“The US Environmental Protection Agency has not adequately ensured that federal laws and mandates are enforced in Louisiana, and as such, is failing to protect the air, land, water, and health of Louisiana residents from harms caused by the fossil fuel and petrochemical industry,” said the organization in its report.

Ignored By Politicians

Environmental justice activist Sharon Lavigne. (Wikimedia Commons license)

“There are so many harmful pollutants we are exposed to every day. Benzyne, formaldehyde, you name it, it’s here. We are dying, and our politicians are just waving us off like we don’t matter,” said Lavigne. “They are supposed to be protecting the residents, but they’re on the side of these big polluters.”

Residents of Cancer Alley are largely unaware of the environmental hazards they live with, said Lavigne, 74, a former special education teacher, who — after retiring — began her battle against petrochemical complexes being built in the region, and to educate her neighbors about the pollutants that are killing them.

Formosa Plastics

Since 2018, Lavigne and St. James Parish have engaged in a new battle: to keep the Formosa Plastics Factory from being built in their town. The factory would triple toxic emissions in the area, including known carcinogens such as ethylene oxide.

“That plant is never going to come here to kill me off,” declared Lavigne, noting that the factory would be built about two and a half miles from her home, and on land where her ancestors are buried.

In 2018, Rise St. James began its fight to ban Formosa Plastics from encroaching on their town. They were largely ignored by local politicians, said Lavigne. The organization, along with the local Sierra Club and other plaintiffs, sued the Louisiana Department of Environmental Quality, seeking a denial of the permit LDEQ issued to Formosa. Rise St. James won their suit in 2022. However, the decision was reversed on appeals: this January, the 1st Circuit Court of Appeals in Louisiana ruled that LDEQ could issue a permit to Formosa.

Dead Fish

Lavigne said the case will now be appealed at the state Supreme Court; a hearing date has not yet been set.

Formosa Plastics, headquartered in Taiwan, has a tarnished reputation for environmental concerns. In Vietnam, Formosa Ha Tinh Steel, a steel plant built by Formosa Plastics, was accused of discharging toxic industrial waste illegally into the ocean through drainage pipes. Formosa denied the allegations for months, but finally accepted responsibility for millions of fish deaths in 2016.

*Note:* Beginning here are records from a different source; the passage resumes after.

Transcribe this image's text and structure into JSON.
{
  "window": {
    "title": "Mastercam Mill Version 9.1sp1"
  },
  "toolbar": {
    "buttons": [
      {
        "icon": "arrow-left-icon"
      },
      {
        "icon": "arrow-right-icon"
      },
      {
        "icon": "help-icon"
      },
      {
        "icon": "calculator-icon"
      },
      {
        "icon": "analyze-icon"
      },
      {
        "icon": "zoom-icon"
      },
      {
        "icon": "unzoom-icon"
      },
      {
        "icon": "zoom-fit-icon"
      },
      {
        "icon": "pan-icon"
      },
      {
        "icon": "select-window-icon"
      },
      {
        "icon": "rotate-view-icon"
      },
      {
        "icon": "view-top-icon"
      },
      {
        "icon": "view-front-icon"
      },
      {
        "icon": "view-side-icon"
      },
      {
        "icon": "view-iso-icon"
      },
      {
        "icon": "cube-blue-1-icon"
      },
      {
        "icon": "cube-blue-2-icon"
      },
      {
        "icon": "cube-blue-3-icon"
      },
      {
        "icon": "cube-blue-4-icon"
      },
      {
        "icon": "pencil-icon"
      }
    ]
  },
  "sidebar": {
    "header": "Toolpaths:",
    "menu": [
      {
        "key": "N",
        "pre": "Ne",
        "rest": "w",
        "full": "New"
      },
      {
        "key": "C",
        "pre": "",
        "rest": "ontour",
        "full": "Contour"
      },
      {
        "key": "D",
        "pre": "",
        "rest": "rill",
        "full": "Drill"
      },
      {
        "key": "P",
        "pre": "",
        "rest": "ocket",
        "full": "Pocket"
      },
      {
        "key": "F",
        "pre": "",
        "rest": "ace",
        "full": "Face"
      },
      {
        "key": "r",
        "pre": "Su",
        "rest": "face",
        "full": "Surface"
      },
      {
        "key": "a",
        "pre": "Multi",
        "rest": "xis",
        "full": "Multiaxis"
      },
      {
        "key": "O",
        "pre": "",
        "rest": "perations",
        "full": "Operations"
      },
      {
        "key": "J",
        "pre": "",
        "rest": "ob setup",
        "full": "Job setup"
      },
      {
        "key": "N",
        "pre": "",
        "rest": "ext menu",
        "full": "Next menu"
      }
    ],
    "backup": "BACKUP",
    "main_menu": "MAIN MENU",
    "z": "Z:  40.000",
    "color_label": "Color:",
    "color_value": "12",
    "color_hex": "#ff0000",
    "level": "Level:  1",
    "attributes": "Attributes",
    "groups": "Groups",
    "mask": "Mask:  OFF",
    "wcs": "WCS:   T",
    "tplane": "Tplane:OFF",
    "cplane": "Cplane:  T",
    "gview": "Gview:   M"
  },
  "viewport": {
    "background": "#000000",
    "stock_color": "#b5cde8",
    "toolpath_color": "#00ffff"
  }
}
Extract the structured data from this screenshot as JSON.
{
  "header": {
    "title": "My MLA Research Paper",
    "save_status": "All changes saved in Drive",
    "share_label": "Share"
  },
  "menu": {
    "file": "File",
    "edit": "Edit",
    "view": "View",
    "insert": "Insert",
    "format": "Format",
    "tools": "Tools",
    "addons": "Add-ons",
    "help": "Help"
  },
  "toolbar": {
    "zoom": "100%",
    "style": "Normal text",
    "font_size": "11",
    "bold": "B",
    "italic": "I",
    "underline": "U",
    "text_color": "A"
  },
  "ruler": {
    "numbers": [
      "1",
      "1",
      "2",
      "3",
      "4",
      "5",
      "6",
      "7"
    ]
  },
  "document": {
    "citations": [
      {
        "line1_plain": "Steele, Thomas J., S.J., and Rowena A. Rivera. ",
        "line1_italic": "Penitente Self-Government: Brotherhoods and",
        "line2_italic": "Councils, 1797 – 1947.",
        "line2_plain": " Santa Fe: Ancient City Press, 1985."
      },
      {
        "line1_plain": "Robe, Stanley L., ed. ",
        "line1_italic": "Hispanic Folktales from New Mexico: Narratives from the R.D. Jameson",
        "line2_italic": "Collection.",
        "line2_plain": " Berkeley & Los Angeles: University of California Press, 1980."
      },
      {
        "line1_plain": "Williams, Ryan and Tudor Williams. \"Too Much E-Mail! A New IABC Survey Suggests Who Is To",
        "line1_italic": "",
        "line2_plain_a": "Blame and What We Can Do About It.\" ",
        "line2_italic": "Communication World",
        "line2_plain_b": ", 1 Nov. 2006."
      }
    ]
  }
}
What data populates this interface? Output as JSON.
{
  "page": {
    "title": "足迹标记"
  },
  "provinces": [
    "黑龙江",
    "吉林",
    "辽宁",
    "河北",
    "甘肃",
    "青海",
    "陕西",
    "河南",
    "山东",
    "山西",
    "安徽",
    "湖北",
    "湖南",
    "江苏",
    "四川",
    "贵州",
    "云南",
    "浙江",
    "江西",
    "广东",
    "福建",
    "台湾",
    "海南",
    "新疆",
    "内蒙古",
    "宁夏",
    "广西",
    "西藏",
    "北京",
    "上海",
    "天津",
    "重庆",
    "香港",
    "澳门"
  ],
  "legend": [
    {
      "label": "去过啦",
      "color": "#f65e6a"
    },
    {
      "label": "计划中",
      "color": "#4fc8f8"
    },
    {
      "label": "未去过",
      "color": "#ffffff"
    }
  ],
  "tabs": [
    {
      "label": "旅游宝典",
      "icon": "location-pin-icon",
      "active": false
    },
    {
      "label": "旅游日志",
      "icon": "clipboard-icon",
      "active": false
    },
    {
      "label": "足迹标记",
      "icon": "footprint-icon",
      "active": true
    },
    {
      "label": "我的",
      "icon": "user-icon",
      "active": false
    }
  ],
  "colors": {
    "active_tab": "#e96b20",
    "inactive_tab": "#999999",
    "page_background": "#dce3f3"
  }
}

Earlier this month, the EPA announced new regulations to cut enough cancer-causing emissions to reduce cancer risk by 96% for people living near chemical plants. “This is a game changer any way you look at it,” said EPA Administrator Michael Regan at a press briefing. “This is a game changer for health. It’s a game changer for prosperity. It’s a game changer for children in these communities nationwide.”

Related: Join the Poor People’s Campaign

Ethylene oxide and chloroprene are the two main pollutants targeted by the rule. Acute exposures to ethylene oxide gas may result in respiratory irritation and lung injury, headache, nausea, vomiting, diarrhea, shortness of breath, and cyanosis. Chronic exposure has been associated with the occurrence of cancer, reproductive effects, mutagenic changes, neurotoxicity, and sensitization, notes the Occupational Health and Safety Administration.

New EPA Regulations Opposed

Repeated exposure to chloropene can result in liver, kidney, and lung damage.

But Jason Hutt, an attorney who represents Denka Chemicals, told NPR that the company plans to challenge the new EPA regulations. “It would be really nice if we could get back to the science and not the politics of the situation because there’s a lot of people’s livelihoods and jobs that are at stake in this outcome,” he said, pointing out the tax revenues that would be lost.

Lavigne has vowed to keep her fight going. “We didn’t know what was harming us, what was killing our babies and our people. But we know now. And we’re not going to allow any more chemical factories to be built here,” she said.

Leave a Reply

Your email address will not be published. Required fields are marked *

This site uses Akismet to reduce spam. Learn how your comment data is processed.